These authors contributed equally to this work.
Understanding the Plasticity of the α/β Hydrolase Fold: Lid Swapping on the Candida antarctica Lipase B Results in Chimeras with Interesting Biocatalytic Properties
Article first published online: 20 JAN 2009
Copyright © 2009 WILEY-VCH Verlag GmbH & Co. KGaA, Weinheim
Volume 10, Issue 3, pages 520–527, February 13, 2009
How to Cite
Skjøt, M., De Maria, L., Chatterjee, R., Svendsen, A., Patkar, S. A., Østergaard, P. R. and Brask, J. (2009), Understanding the Plasticity of the α/β Hydrolase Fold: Lid Swapping on the Candida antarctica Lipase B Results in Chimeras with Interesting Biocatalytic Properties. ChemBioChem, 10: 520–527. doi: 10.1002/cbic.200800668
- Issue published online: 6 FEB 2009
- Article first published online: 20 JAN 2009
- Manuscript Received: 7 OCT 2008
- enzyme catalysis;
- ester hydrolysis;
- gene expression;
- molecular dynamics

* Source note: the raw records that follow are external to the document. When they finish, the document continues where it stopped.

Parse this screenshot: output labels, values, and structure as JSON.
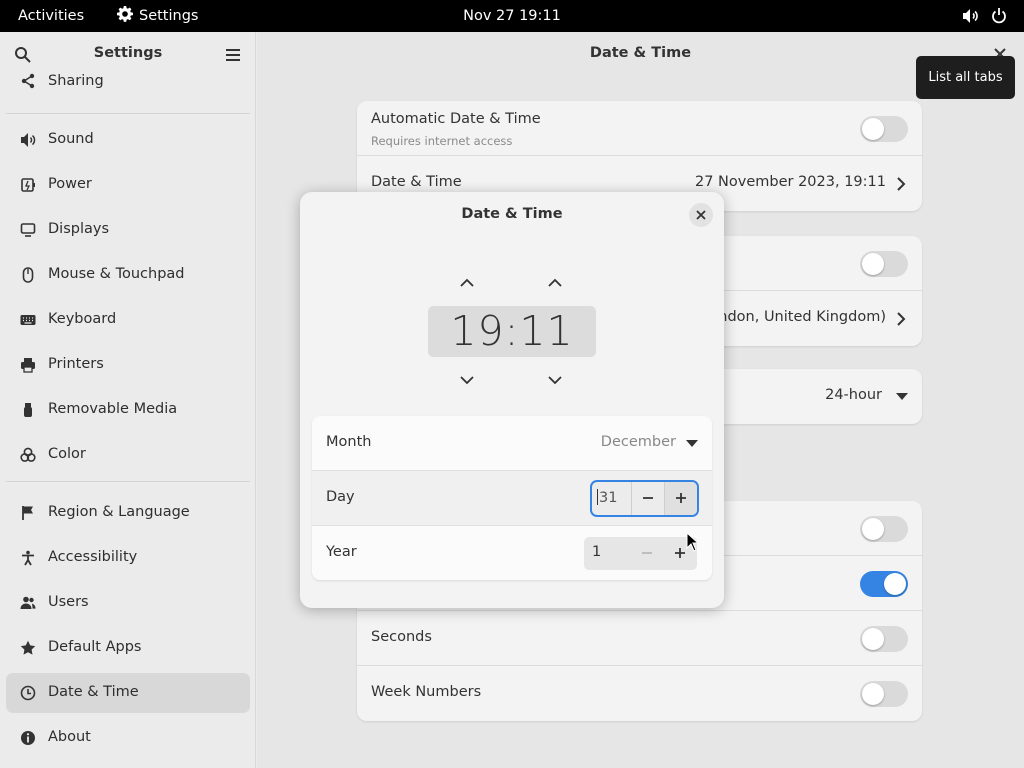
{
  "topbar": {
    "activities": "Activities",
    "app_name": "Settings",
    "clock": "Nov 27  19:11"
  },
  "sidebar": {
    "title": "Settings",
    "items": [
      {
        "label": "Sharing",
        "icon": "share-icon"
      },
      {
        "label": "Sound",
        "icon": "speaker-icon"
      },
      {
        "label": "Power",
        "icon": "battery-icon"
      },
      {
        "label": "Displays",
        "icon": "display-icon"
      },
      {
        "label": "Mouse & Touchpad",
        "icon": "mouse-icon"
      },
      {
        "label": "Keyboard",
        "icon": "keyboard-icon"
      },
      {
        "label": "Printers",
        "icon": "printer-icon"
      },
      {
        "label": "Removable Media",
        "icon": "usb-icon"
      },
      {
        "label": "Color",
        "icon": "color-icon"
      },
      {
        "label": "Region & Language",
        "icon": "flag-icon"
      },
      {
        "label": "Accessibility",
        "icon": "accessibility-icon"
      },
      {
        "label": "Users",
        "icon": "users-icon"
      },
      {
        "label": "Default Apps",
        "icon": "star-icon"
      },
      {
        "label": "Date & Time",
        "icon": "clock-icon",
        "active": true
      },
      {
        "label": "About",
        "icon": "info-icon"
      }
    ]
  },
  "main": {
    "title": "Date & Time",
    "auto_datetime": {
      "label": "Automatic Date & Time",
      "sublabel": "Requires internet access",
      "enabled": false
    },
    "datetime": {
      "label": "Date & Time",
      "value": "27 November 2023, 19:11"
    },
    "timezone_value": "London, United Kingdom)",
    "time_format_value": "24-hour",
    "seconds": {
      "label": "Seconds",
      "enabled": false
    },
    "week_numbers": {
      "label": "Week Numbers",
      "enabled": false
    }
  },
  "tooltip": "List all tabs",
  "dialog": {
    "title": "Date & Time",
    "time": "19:11",
    "month": {
      "label": "Month",
      "value": "December"
    },
    "day": {
      "label": "Day",
      "value": "31"
    },
    "year": {
      "label": "Year",
      "value": "1"
    }
  },
  "colors": {
    "accent": "#3584e4",
    "topbar": "#000000"
  }
}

The best of both worlds. Long molecular dynamics (MD) simulations of Candida antarctica lipase B (CALB) confirmed the function of helix α5 as a lid structure. Replacement of the helix with corresponding lid regions from CALB homologues from Neurospora crassa and Gibberella zeae resulted in new CALB chimeras with novel biocatalytic properties. The figure shows a snapshot from the MD simulation.

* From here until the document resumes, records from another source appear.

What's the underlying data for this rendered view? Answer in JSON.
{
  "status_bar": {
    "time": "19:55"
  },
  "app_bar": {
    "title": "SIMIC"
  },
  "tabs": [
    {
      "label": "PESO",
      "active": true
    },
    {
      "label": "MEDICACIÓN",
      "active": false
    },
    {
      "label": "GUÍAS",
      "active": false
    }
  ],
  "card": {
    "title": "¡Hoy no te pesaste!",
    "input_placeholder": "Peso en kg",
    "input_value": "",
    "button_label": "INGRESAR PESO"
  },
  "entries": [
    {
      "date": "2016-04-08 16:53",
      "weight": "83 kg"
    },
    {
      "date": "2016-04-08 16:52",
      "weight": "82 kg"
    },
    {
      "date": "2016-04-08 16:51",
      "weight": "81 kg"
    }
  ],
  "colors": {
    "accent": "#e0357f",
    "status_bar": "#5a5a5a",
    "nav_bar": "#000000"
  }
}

The Candida antarctica lipase B (CALB) has found very extensive use in biocatalysis reactions. Long molecular dynamics simulations of CALB in explicit aqueous solvent confirmed the high mobility of the regions lining the channel that leads into the active site, in particular, of helices α5 and α10. The simulation also confirmed the function of helix α5 as a lid of the lipase. Replacing it with corresponding lid regions from the CALB homologues from Neurospora crassa and Gibberella zeae resulted in two new CALB mutants. Characterization of these revealed several interesting properties, including increased hydrolytic activity on simple esters, specifically substrates with Cα branching on the carboxylic side, and much increased enantioselectivity in hydrolysis of racemic ethyl 2-phenylpropanoate (E>50), which is a common structure of the profen drug family.